On the Distant “Horizon”
OK, give this show a chance. The problem with “Log Horizon” is that it starts out EXACTLY like “Sword Art Online”, in that you have these people with this Virtual Reality, totally immersive headgear, playing a game (in this case “Elder Tale”) and 30,000 are online when the newest upgrade patch is put in and now are trapped in the game. They refer to the incident as The Apocalypse and they are stuck, with at least no immediate way out.
After this blatant establishing shot, the show decides to take a differing approach to things. One of the ‘benefits’ explored (if you could call it that), is that when you die in the game, you are reborn, so you aren’t completely erased from existence (although even that creates problems). It’s just that you are in this game with absolutely nothing to do: quests are bland and there is a huge amount of Player-Killers, bored to tears as there is no goal and rather than sit on my GCI butt all day, I might as well make things hard for others.
Kai Shirogane (glasses in the middle), called Shiroe, had a reputation among other players, most notable the “villain with glasses”. He was a stunning tactician for the Tea Party Brigade (a non-guild guild where people just had themselves a ripping good time). With his friend Naotsugu Hasegawa, (hulking dude sitting down), Atasuki (far right ninja and assassin) and Nyanta (cat), they decided to do something with the game that the original approach would not allow: transform this into a living, breathing society.

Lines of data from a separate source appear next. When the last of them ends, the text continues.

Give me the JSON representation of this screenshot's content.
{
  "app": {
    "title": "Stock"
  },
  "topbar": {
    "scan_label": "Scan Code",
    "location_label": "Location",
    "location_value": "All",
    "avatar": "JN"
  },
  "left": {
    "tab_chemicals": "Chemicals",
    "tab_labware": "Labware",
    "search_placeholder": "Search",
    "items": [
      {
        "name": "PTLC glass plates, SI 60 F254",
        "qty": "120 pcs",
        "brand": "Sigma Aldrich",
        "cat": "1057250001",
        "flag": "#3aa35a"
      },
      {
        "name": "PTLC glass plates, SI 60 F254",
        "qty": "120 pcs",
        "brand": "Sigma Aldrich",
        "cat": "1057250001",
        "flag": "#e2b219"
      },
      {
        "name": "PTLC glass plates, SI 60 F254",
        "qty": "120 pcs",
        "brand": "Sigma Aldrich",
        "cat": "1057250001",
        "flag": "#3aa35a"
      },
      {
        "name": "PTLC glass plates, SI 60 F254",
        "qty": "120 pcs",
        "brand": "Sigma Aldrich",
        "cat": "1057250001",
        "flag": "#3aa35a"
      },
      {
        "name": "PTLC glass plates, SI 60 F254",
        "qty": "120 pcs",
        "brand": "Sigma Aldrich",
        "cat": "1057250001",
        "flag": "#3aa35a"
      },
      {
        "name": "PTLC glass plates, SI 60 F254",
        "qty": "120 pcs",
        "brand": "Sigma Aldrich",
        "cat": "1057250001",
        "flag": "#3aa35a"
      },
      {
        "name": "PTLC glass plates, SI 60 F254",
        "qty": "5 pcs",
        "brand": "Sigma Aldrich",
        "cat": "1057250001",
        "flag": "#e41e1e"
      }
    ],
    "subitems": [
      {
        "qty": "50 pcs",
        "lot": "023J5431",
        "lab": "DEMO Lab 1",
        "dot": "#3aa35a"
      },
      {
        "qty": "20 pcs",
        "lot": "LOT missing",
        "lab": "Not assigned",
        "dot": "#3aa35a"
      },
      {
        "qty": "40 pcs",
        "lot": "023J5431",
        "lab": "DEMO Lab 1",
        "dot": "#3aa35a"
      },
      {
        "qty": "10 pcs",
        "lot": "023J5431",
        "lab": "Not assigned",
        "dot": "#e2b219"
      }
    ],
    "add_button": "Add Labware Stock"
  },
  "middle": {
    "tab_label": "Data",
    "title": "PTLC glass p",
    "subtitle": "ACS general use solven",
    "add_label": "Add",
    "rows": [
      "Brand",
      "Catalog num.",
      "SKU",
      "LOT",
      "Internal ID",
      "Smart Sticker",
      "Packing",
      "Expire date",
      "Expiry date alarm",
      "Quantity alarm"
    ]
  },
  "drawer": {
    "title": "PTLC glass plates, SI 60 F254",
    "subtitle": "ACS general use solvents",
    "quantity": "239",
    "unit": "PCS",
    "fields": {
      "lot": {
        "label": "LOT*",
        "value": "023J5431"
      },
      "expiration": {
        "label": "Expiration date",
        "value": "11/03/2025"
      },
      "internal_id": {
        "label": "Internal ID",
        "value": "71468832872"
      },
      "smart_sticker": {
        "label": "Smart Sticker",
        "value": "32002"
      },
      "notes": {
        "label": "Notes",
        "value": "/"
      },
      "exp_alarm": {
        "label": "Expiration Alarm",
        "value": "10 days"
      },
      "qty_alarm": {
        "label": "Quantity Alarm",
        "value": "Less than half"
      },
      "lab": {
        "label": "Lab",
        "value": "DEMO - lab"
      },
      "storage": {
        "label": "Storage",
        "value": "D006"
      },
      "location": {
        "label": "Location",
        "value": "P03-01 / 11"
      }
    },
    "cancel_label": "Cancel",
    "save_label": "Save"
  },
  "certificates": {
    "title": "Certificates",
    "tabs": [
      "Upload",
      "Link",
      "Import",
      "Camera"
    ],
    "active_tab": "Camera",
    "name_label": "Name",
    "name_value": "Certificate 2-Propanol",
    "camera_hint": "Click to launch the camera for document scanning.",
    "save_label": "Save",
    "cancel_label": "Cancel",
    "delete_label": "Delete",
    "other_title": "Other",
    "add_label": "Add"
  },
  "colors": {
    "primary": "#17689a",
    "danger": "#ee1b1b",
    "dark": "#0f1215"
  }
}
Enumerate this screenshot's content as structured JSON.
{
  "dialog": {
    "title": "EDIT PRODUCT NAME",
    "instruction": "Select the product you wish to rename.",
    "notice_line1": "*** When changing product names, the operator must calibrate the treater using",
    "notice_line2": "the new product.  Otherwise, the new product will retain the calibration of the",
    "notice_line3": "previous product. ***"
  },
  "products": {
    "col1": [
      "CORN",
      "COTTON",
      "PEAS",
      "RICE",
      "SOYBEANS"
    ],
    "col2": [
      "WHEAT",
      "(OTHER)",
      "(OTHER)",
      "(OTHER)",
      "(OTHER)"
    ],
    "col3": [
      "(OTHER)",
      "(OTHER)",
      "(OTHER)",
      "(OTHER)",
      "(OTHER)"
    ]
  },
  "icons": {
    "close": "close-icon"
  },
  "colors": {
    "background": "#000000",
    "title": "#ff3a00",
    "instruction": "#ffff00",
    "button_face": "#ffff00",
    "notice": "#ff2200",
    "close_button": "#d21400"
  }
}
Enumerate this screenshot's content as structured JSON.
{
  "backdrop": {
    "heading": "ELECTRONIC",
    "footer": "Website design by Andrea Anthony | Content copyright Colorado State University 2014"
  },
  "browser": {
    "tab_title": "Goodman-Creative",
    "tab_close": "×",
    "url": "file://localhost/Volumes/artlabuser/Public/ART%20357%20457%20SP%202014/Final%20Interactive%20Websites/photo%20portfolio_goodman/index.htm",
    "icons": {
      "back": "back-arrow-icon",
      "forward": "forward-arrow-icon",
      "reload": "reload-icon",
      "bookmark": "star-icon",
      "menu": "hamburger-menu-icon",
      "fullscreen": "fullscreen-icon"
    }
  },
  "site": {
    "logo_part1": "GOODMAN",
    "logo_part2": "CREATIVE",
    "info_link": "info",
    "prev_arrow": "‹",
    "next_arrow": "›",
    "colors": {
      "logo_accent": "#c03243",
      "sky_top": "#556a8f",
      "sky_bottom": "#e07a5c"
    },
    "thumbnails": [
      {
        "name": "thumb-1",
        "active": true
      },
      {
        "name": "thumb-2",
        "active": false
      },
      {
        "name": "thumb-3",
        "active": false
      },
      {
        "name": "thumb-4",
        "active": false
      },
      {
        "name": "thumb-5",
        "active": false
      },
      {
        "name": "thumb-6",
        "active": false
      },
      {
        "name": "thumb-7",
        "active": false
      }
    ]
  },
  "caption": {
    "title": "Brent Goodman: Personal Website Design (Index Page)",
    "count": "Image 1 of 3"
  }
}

This turns out to be far harder but, ultimately, more rewarding, than merely searching for treasure.
They also discover the expansion pack has changed the dynamic of the game and previous non-playing people (called the People of the Land) now interact with everyone. This causes a degree of problems, as they are still computer programs and subject to hacking.
Shiroe forms Log Horizon, the name of his guild, and proceeds to make things better, with the help of his friends. They defeat the Goblin hordes, make treaties with the surrounding kingdoms and best an internal attack from someone bent on their destruction.
One you get past the SAO portion of it, this becomes a very intriguing show. What if you could really make your own society? The only question I have is what happens when they are freed from this ‘prison’? What happens to this world that they have made? Shiroe is a really well-defined character, as we see him go through his machinations in getting what is best for all. Yes, he could have been a dictator, but he used his abilities to help all, so, despite what you think of him, he really is a decent guy.
He is uncomfortable in romantic situation, and shies away from them like a vampire and garlic bread, but the ladies all adore him, especially his ninja aide. There are some goofy moments, to balance off the fight sequences, which are staged well and kept at a minimum. The Goblin King Arc was done quite well and did not drag on endlessly.
If you like the sword epics or just want to see a good show, I recommend this series highly.
On a scale of 1 to 10:
Artwork 8 (Does a good job with it)
Plot 8 (Even with its opening)
Pacing 8 (Solid)
Effectiveness 8 (Work very well)
Conclusion 7 (It reaches a ‘coupler’, but doesn’t really end)
Fan Service 4 (A similar show would be “Gurren Lagaan”)
Overall 8 (Really held my interest)
And remember, it’s first run until you’ve seen it. Always think 20 seconds ahead.